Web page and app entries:
____________

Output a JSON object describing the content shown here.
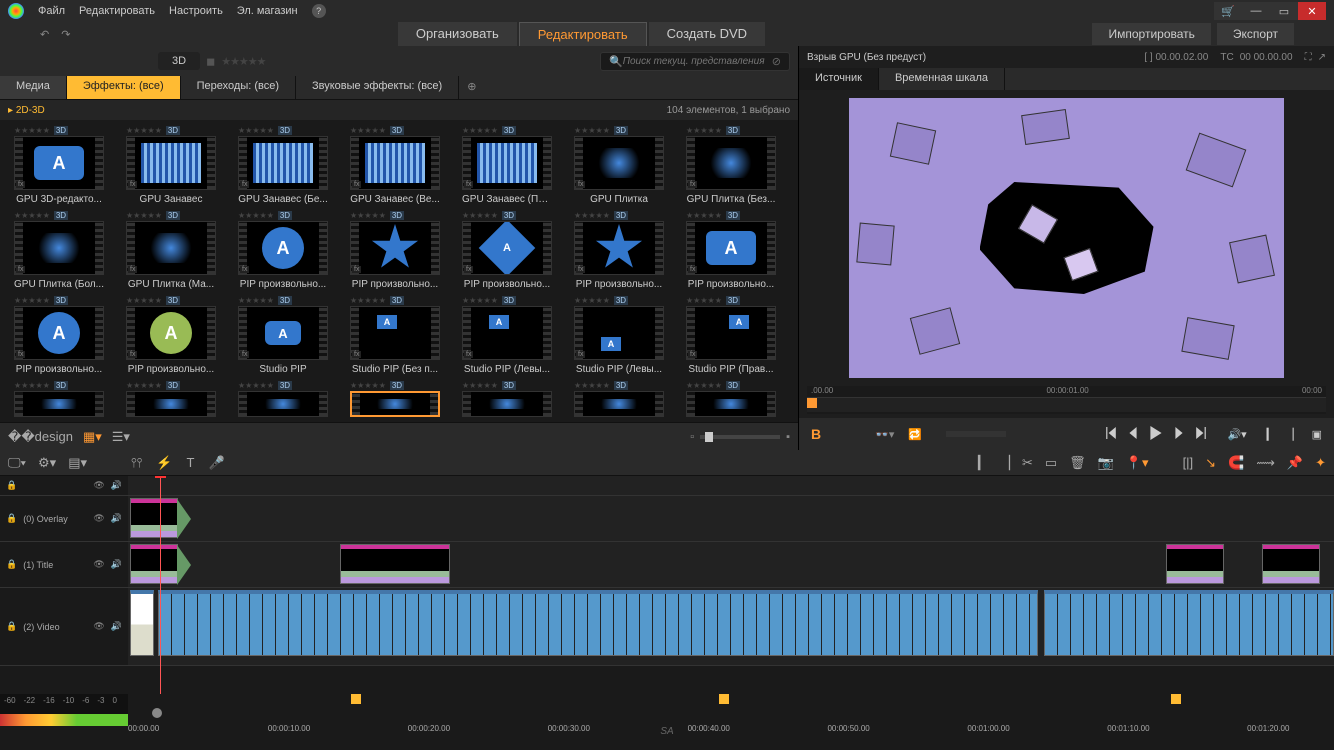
{
  "menu": {
    "file": "Файл",
    "edit": "Редактировать",
    "setup": "Настроить",
    "eshop": "Эл. магазин"
  },
  "modes": {
    "organize": "Организовать",
    "edit": "Редактировать",
    "createdvd": "Создать DVD"
  },
  "topRight": {
    "import": "Импортировать",
    "export": "Экспорт"
  },
  "leftPanel": {
    "label3d": "3D",
    "searchPlaceholder": "Поиск текущ. представления",
    "tabs": {
      "media": "Медиа",
      "effects": "Эффекты: (все)",
      "transitions": "Переходы: (все)",
      "sound": "Звуковые эффекты: (все)"
    },
    "category": "2D-3D",
    "countText": "104 элементов, 1 выбрано",
    "items": [
      [
        "GPU 3D-редакто...",
        "GPU Занавес",
        "GPU Занавес (Бе...",
        "GPU Занавес (Ве...",
        "GPU Занавес (По...",
        "GPU Плитка",
        "GPU Плитка (Без..."
      ],
      [
        "GPU Плитка (Бол...",
        "GPU Плитка (Ма...",
        "PIP произвольно...",
        "PIP произвольно...",
        "PIP произвольно...",
        "PIP произвольно...",
        "PIP произвольно..."
      ],
      [
        "PIP произвольно...",
        "PIP произвольно...",
        "Studio PIP",
        "Studio PIP (Без п...",
        "Studio PIP (Левы...",
        "Studio PIP (Левы...",
        "Studio PIP (Прав..."
      ]
    ],
    "badge3d": "3D"
  },
  "preview": {
    "title": "Взрыв GPU (Без предуст)",
    "timecodeLeft": "[ ] 00.00.02.00",
    "timecodeLabel": "TC",
    "timecodeRight": "00 00.00.00",
    "tabs": {
      "source": "Источник",
      "timeline": "Временная шкала"
    },
    "rulerStart": ".00.00",
    "rulerMid": "00:00:01.00",
    "rulerEnd": "00:00",
    "marker": "B"
  },
  "timeline": {
    "tracks": {
      "overlay": "(0) Overlay",
      "title": "(1) Title",
      "video": "(2) Video"
    },
    "dbLabels": [
      "-60",
      "-22",
      "-16",
      "-10",
      "-6",
      "-3",
      "0"
    ],
    "timestamps": [
      "00:00.00",
      "00:00:10.00",
      "00:00:20.00",
      "00:00:30.00",
      "00:00:40.00",
      "00:00:50.00",
      "00:01:00.00",
      "00:01:10.00",
      "00:01:20.00"
    ]
  },
  "footer": "SA"
}
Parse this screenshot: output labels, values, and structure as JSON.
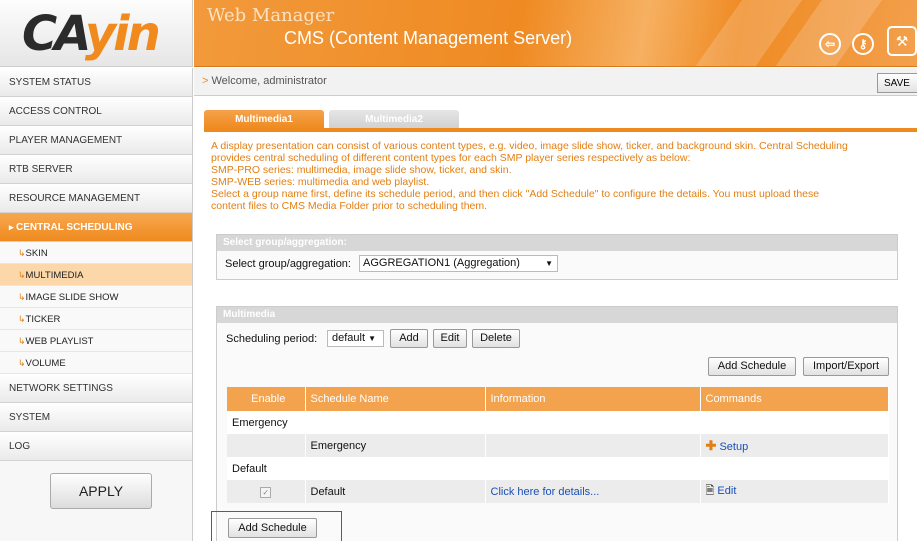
{
  "logo": {
    "text_dark": "CA",
    "text_orange": "yin"
  },
  "header": {
    "app_title": "Web Manager",
    "subtitle": "CMS (Content Management Server)",
    "icons": [
      "logout-icon",
      "key-icon",
      "tools-icon"
    ]
  },
  "sidebar": {
    "items": [
      {
        "label": "SYSTEM STATUS"
      },
      {
        "label": "ACCESS CONTROL"
      },
      {
        "label": "PLAYER MANAGEMENT"
      },
      {
        "label": "RTB SERVER"
      },
      {
        "label": "RESOURCE MANAGEMENT"
      },
      {
        "label": "CENTRAL SCHEDULING",
        "active": true
      },
      {
        "label": "NETWORK SETTINGS"
      },
      {
        "label": "SYSTEM"
      },
      {
        "label": "LOG"
      }
    ],
    "sub_items": [
      {
        "label": "SKIN"
      },
      {
        "label": "MULTIMEDIA",
        "active": true
      },
      {
        "label": "IMAGE SLIDE SHOW"
      },
      {
        "label": "TICKER"
      },
      {
        "label": "WEB PLAYLIST"
      },
      {
        "label": "VOLUME"
      }
    ],
    "apply_label": "APPLY"
  },
  "topbar": {
    "welcome": "Welcome, administrator",
    "save_label": "SAVE"
  },
  "tabs": [
    {
      "label": "Multimedia1",
      "active": true
    },
    {
      "label": "Multimedia2",
      "active": false
    }
  ],
  "description": [
    "A display presentation can consist of various content types, e.g. video, image slide show, ticker, and background skin. Central Scheduling",
    "provides central scheduling of different content types for each SMP player series respectively as below:",
    "SMP-PRO series: multimedia, image slide show, ticker, and skin.",
    "SMP-WEB series: multimedia and web playlist.",
    "Select a group name first, define its schedule period, and then click \"Add Schedule\" to configure the details. You must upload these",
    "content files to CMS Media Folder prior to scheduling them."
  ],
  "group_section": {
    "heading": "Select group/aggregation:",
    "label": "Select group/aggregation:",
    "selected": "AGGREGATION1 (Aggregation)"
  },
  "multimedia_section": {
    "heading": "Multimedia",
    "period_label": "Scheduling period:",
    "period_selected": "default",
    "add_label": "Add",
    "edit_label": "Edit",
    "delete_label": "Delete",
    "add_schedule_label": "Add Schedule",
    "import_export_label": "Import/Export",
    "columns": [
      "Enable",
      "Schedule Name",
      "Information",
      "Commands"
    ],
    "groups": [
      {
        "name": "Emergency",
        "row": {
          "enabled": false,
          "schedule_name": "Emergency",
          "information": "",
          "command": "Setup",
          "command_icon": "plus-icon"
        }
      },
      {
        "name": "Default",
        "row": {
          "enabled": true,
          "schedule_name": "Default",
          "information": "Click here for details...",
          "command": "Edit",
          "command_icon": "document-icon"
        }
      }
    ],
    "bottom_add_schedule_label": "Add Schedule"
  },
  "colors": {
    "accent": "#ee8a1e",
    "link": "#1a4fb8",
    "highlight_box": "#e0252a"
  }
}
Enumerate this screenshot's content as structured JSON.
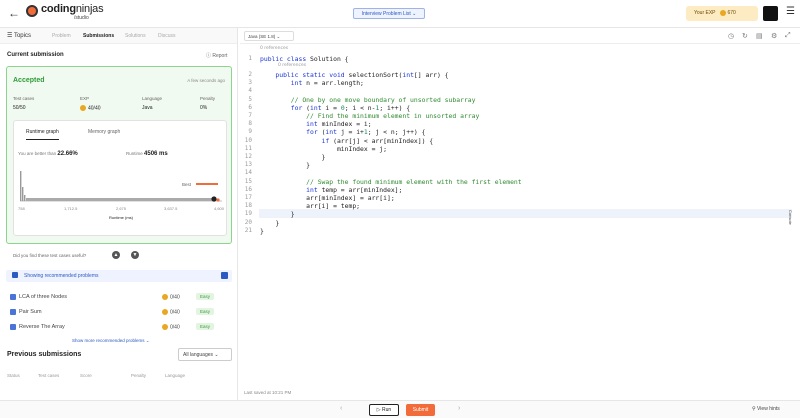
{
  "header": {
    "back_glyph": "←",
    "logo_main": "coding",
    "logo_ninjas": "ninjas",
    "logo_sub": "/studio",
    "problem_list": "Interview Problem List ⌄",
    "exp_label": "Your EXP",
    "exp_value": "670"
  },
  "left_tabs": {
    "topics": "☰ Topics",
    "problem": "Problem",
    "submissions": "Submissions",
    "solutions": "Solutions",
    "discuss": "Discuss"
  },
  "current_submission": {
    "heading": "Current submission",
    "report": "ⓘ Report",
    "status": "Accepted",
    "time": "A few seconds ago",
    "stats": [
      {
        "label": "Test cases",
        "value": "50/50"
      },
      {
        "label": "EXP",
        "value": "40/40"
      },
      {
        "label": "Language",
        "value": "Java"
      },
      {
        "label": "Penalty",
        "value": "0%"
      }
    ],
    "graph_tabs": [
      "Runtime graph",
      "Memory graph"
    ],
    "better_label": "You are better than",
    "better_value": "22.66%",
    "runtime_label": "Runtime",
    "runtime_value": "4506 ms",
    "best_label": "Best",
    "x_ticks": [
      "758",
      "1,712.5",
      "2,675",
      "3,637.5",
      "4,600"
    ],
    "x_axis_label": "Runtime (ms)",
    "useful_q": "Did you find these test cases useful?"
  },
  "recommended": {
    "toggle_label": "Showing recommended problems",
    "items": [
      {
        "name": "LCA of three Nodes",
        "points": "0/40",
        "difficulty": "Easy"
      },
      {
        "name": "Pair Sum",
        "points": "0/40",
        "difficulty": "Easy"
      },
      {
        "name": "Reverse The Array",
        "points": "0/40",
        "difficulty": "Easy"
      }
    ],
    "show_more": "Show more recommended problems ⌄"
  },
  "previous": {
    "heading": "Previous submissions",
    "filter": "All languages ⌄",
    "columns": [
      "Status",
      "Test cases",
      "Score",
      "Penalty",
      "Language"
    ]
  },
  "editor": {
    "language": "Java (SE 1.8) ⌄",
    "refs_label": "0 references",
    "line_numbers": [
      "1",
      "2",
      "3",
      "4",
      "5",
      "6",
      "7",
      "8",
      "9",
      "10",
      "11",
      "12",
      "13",
      "14",
      "15",
      "16",
      "17",
      "18",
      "19",
      "20",
      "21"
    ],
    "saved": "Last saved at 10:21 PM"
  },
  "bottom": {
    "run": "▷ Run",
    "submit": "Submit",
    "prev": "‹",
    "next": "›",
    "hints": "⚲ View hints",
    "console": "Console"
  }
}
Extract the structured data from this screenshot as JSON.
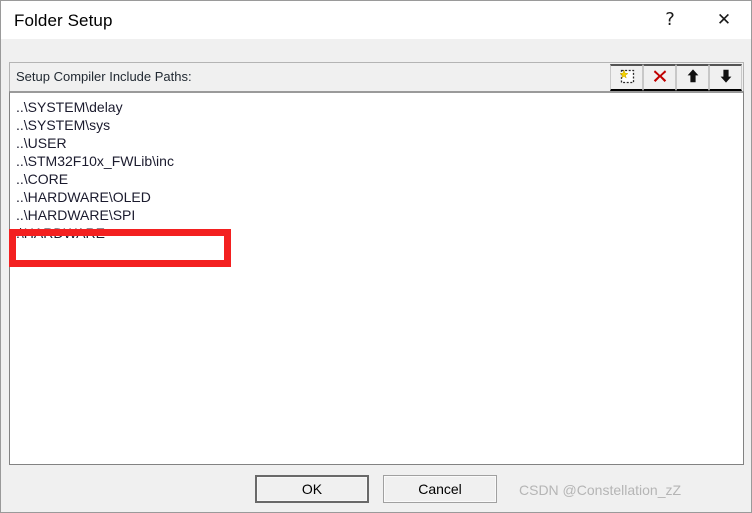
{
  "window": {
    "title": "Folder Setup",
    "help_glyph": "?",
    "close_glyph": "✕"
  },
  "header": {
    "label": "Setup Compiler Include Paths:",
    "toolbar": [
      {
        "name": "new-path-button",
        "icon": "new-item-icon",
        "title": "New (Insert)"
      },
      {
        "name": "delete-path-button",
        "icon": "delete-x-icon",
        "title": "Delete"
      },
      {
        "name": "move-up-button",
        "icon": "arrow-up-icon",
        "title": "Move Up"
      },
      {
        "name": "move-down-button",
        "icon": "arrow-down-icon",
        "title": "Move Down"
      }
    ]
  },
  "list": {
    "items": [
      "..\\SYSTEM\\delay",
      "..\\SYSTEM\\sys",
      "..\\USER",
      "..\\STM32F10x_FWLib\\inc",
      "..\\CORE",
      "..\\HARDWARE\\OLED",
      "..\\HARDWARE\\SPI",
      ".\\HARDWARE"
    ]
  },
  "annotation": {
    "color": "#f32020",
    "shape": "rectangle"
  },
  "footer": {
    "ok_label": "OK",
    "cancel_label": "Cancel",
    "watermark": "CSDN @Constellation_zZ"
  }
}
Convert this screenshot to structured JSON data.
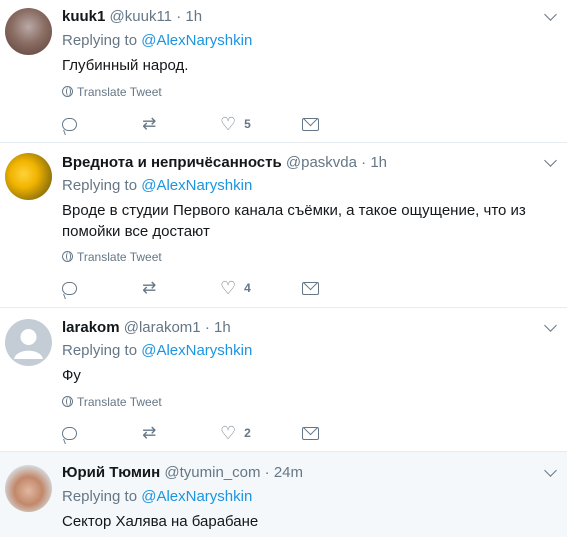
{
  "tweets": [
    {
      "name": "kuuk1",
      "handle": "@kuuk11",
      "time": "1h",
      "replying_prefix": "Replying to",
      "replying_to": "@AlexNaryshkin",
      "text": "Глубинный народ.",
      "translate": "Translate Tweet",
      "likes": "5"
    },
    {
      "name": "Вреднота и непричёсанность",
      "handle": "@paskvda",
      "time": "1h",
      "replying_prefix": "Replying to",
      "replying_to": "@AlexNaryshkin",
      "text": "Вроде в студии Первого канала съёмки, а такое ощущение, что из помойки все достают",
      "translate": "Translate Tweet",
      "likes": "4"
    },
    {
      "name": "larakom",
      "handle": "@larakom1",
      "time": "1h",
      "replying_prefix": "Replying to",
      "replying_to": "@AlexNaryshkin",
      "text": "Фу",
      "translate": "Translate Tweet",
      "likes": "2"
    },
    {
      "name": "Юрий Тюмин",
      "handle": "@tyumin_com",
      "time": "24m",
      "replying_prefix": "Replying to",
      "replying_to": "@AlexNaryshkin",
      "text": "Сектор Халява на барабане"
    }
  ],
  "separator": "·",
  "icons": {
    "reply": "reply-icon",
    "retweet": "retweet-icon",
    "like": "heart-icon",
    "dm": "envelope-icon",
    "caret": "chevron-down-icon",
    "globe": "globe-icon"
  },
  "colors": {
    "link": "#1b95e0",
    "muted": "#657786",
    "text": "#14171a",
    "highlight_bg": "#f5f8fa"
  }
}
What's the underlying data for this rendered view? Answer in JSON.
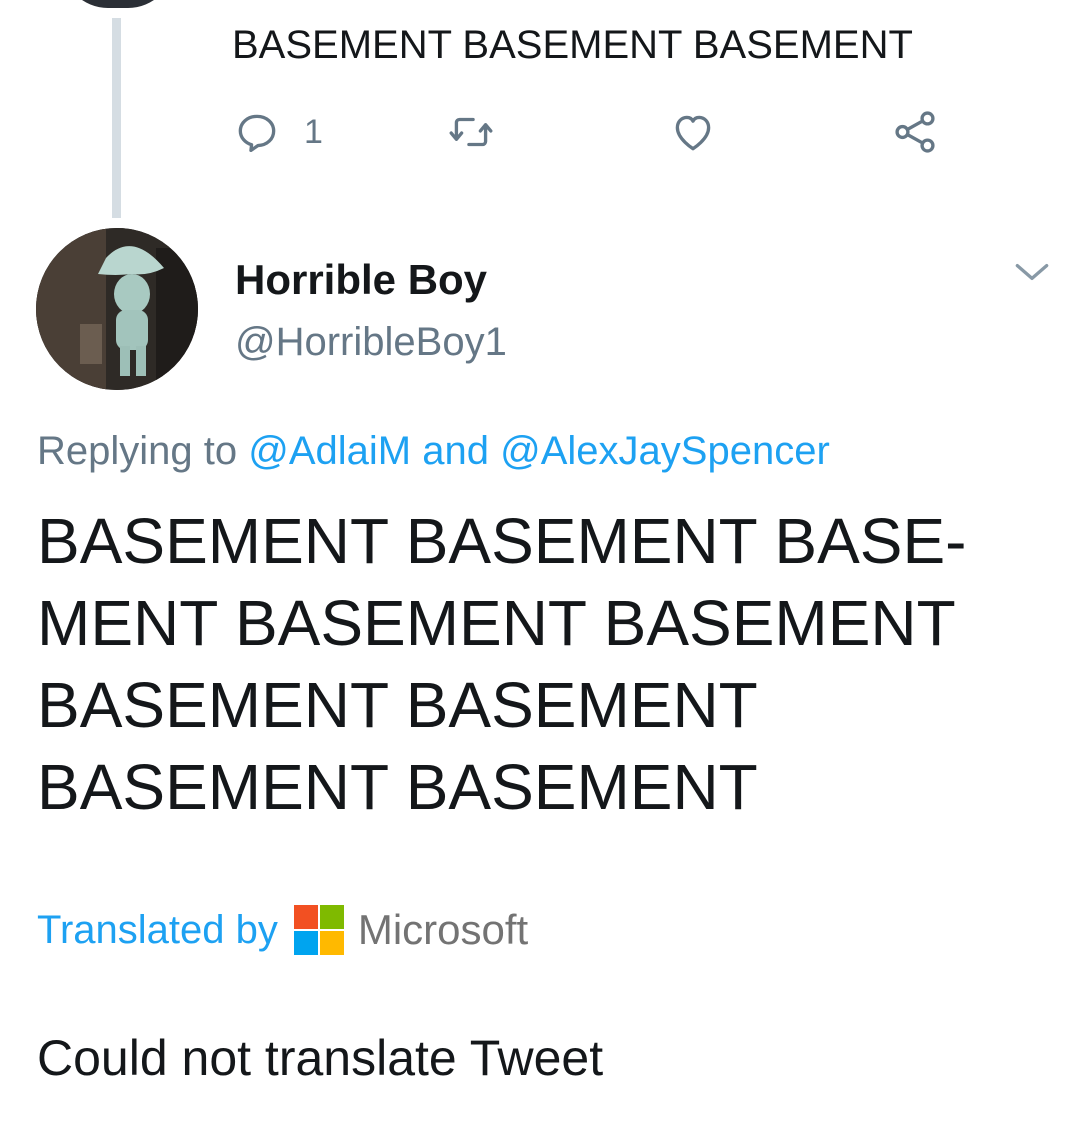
{
  "previous_tweet": {
    "text": "BASEMENT BASEMENT BASEMENT",
    "reply_count": "1"
  },
  "tweet": {
    "display_name": "Horrible Boy",
    "handle": "@HorribleBoy1",
    "replying_prefix": "Replying to",
    "replying_user_1": "@AdlaiM",
    "replying_and": "and",
    "replying_user_2": "@AlexJaySpencer",
    "lines": [
      "BASEMENT BASEMENT BASE-",
      "MENT BASEMENT BASEMENT",
      "BASEMENT BASEMENT",
      "BASEMENT BASEMENT"
    ]
  },
  "translation": {
    "label": "Translated by",
    "provider": "Microsoft",
    "status": "Could not translate Tweet"
  },
  "icons": {
    "reply": "reply-icon",
    "retweet": "retweet-icon",
    "like": "heart-icon",
    "share": "share-icon",
    "menu": "chevron-down-icon"
  },
  "colors": {
    "link": "#1da1f2",
    "muted": "#657786",
    "text": "#14171a",
    "ms_red": "#f25022",
    "ms_green": "#7fba00",
    "ms_blue": "#00a4ef",
    "ms_yellow": "#ffb900"
  }
}
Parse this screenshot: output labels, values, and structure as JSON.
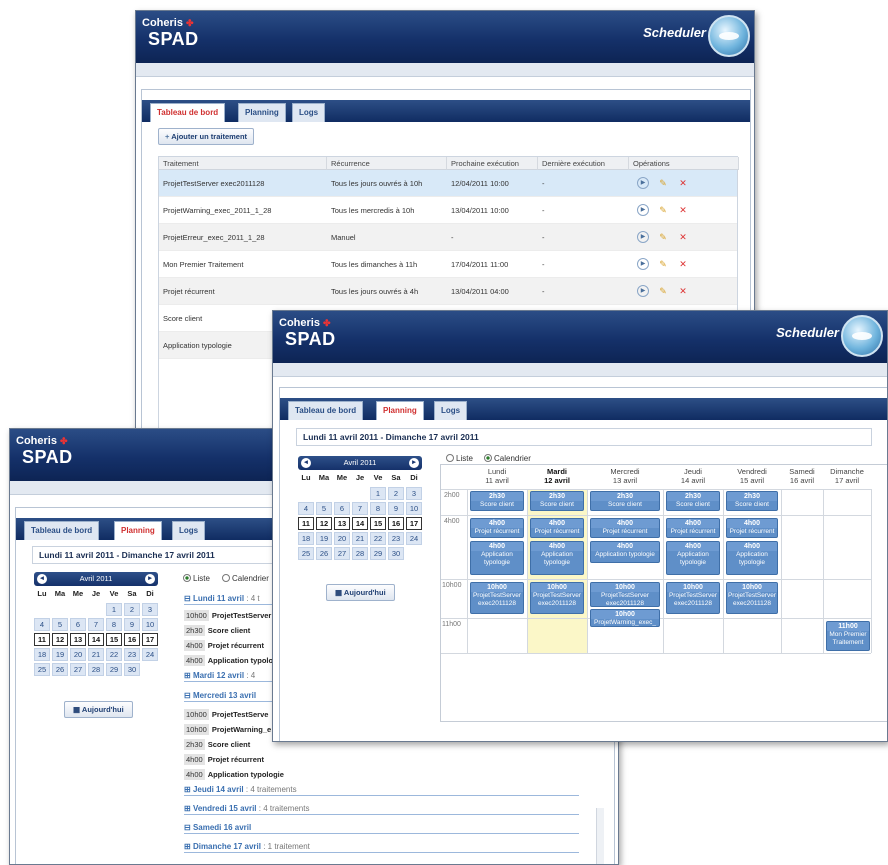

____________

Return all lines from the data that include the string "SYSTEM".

        "label": "SYSTEM STATUS"
        "label": "SYSTEM"
      "..\\SYSTEM\\delay",
      "..\\SYSTEM\\sys",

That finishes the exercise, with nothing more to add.